Update - 11.25am: Inspector Ricardo Barbosa told a press conference in Rio that they were offering tickets for more than four times the original price.
Inspector Barbosa said: "Several elements of our inquiry confirm that the company involved is acting on an international scale.
"That company, which goes by the name of THG, was seeking to make a profit through the irregular sale of tickets for the Rio de Janeiro games.
"A ticket for the Games opening ceremony, originally costing $947, was resold for $8,000."
Earlier: The Olympic Council of Ireland is investigating why tickets allocated to the organisation were found on two men arrested by Rio de Janeiro police.
Irish national Kevin Mallon, one of the heads of British ticketing and hospitality provider THG Sports, was arrested with tickets for the Rio Games, police said. He is accused of conspiracy and helping sell tickets illegally.
The state's investigative police also arrested a company employee who was working as an interpreter during the games in a raid on Friday.
Agents seized more than 1,000 tickets being sold for "very high" fees.
The OCI name was visible on tickets displayed by police, but the Olympic Council of Ireland said they had "no knowledge" of the two men arrested.
"The OCI has launched an immediate investigation with our (authorised ticket reseller) ATR, Pro10, into how the individuals were allegedly in possession of OCI allocated tickets," the Olympic Council of Ireland said in a statement.
"The OCI strictly adheres to the IOC regulations around ticket allocation, sale and resale. We are treating this matter with the utmost seriousness."
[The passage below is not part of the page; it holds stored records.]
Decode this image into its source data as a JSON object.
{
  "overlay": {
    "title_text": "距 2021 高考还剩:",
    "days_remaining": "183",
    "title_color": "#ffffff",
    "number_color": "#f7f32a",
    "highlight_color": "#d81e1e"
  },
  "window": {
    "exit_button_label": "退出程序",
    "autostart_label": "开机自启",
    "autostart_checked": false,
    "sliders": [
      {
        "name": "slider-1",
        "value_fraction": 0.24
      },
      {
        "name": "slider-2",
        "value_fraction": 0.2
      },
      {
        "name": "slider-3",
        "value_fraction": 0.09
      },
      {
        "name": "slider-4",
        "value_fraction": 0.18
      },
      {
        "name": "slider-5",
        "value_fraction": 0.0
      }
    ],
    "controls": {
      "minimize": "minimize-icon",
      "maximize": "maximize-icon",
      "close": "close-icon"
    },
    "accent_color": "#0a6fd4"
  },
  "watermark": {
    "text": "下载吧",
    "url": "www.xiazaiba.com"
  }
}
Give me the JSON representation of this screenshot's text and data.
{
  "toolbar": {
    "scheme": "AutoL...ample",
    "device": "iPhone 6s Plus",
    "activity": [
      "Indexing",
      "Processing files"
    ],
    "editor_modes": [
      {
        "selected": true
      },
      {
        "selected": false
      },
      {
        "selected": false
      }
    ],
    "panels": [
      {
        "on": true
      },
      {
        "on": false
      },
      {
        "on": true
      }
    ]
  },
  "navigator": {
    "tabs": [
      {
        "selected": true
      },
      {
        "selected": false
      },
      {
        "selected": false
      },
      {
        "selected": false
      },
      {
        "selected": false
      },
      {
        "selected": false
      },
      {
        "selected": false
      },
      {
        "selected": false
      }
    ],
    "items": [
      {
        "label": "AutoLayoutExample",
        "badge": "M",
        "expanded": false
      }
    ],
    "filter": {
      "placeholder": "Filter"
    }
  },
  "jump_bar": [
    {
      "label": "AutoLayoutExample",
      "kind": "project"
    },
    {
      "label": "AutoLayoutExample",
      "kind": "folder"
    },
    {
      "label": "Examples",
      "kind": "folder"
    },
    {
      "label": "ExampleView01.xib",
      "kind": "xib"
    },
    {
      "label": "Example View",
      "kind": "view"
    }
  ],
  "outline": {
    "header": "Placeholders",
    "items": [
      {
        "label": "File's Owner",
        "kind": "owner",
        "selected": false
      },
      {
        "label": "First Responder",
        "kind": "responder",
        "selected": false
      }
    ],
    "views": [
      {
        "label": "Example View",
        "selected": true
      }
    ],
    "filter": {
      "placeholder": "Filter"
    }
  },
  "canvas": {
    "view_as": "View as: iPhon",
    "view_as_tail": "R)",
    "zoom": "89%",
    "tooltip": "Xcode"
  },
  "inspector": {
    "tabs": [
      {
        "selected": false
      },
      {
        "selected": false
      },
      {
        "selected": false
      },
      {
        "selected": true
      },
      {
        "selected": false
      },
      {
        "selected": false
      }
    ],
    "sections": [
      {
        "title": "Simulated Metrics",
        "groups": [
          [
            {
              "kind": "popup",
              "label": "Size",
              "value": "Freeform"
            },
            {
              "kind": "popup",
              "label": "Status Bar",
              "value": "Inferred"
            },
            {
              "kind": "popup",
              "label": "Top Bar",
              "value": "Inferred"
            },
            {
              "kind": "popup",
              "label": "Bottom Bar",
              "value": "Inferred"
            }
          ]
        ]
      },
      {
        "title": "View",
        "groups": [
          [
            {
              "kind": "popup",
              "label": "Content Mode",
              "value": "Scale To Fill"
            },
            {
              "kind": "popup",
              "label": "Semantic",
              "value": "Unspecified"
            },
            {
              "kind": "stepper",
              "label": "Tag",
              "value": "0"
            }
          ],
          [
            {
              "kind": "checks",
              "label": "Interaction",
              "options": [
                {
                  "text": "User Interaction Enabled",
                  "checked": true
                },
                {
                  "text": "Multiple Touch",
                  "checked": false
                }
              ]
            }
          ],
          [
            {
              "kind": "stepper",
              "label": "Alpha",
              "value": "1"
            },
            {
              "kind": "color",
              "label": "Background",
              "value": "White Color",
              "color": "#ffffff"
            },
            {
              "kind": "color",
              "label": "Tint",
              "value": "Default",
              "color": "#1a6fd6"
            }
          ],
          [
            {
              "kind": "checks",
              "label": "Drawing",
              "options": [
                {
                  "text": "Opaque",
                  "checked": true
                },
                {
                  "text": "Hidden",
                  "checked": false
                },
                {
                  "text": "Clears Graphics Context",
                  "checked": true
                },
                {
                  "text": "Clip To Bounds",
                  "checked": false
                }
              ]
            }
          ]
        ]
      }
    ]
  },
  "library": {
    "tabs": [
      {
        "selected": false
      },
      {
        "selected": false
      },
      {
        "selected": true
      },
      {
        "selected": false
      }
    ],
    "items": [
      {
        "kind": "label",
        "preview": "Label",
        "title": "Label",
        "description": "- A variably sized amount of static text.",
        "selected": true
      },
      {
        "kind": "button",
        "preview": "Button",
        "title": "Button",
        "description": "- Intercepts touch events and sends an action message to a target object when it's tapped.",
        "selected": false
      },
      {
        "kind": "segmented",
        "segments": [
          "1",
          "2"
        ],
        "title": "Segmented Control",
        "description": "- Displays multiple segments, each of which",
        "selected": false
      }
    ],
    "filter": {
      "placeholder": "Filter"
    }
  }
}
Police said THG Sports was part of an alleged ticket-touting scheme that was uncovered during the 2014 World Cup.
THG Sports, which is not the Olympic Council of Ireland's official ticketing partner, does not mention Mr Mallon on its website.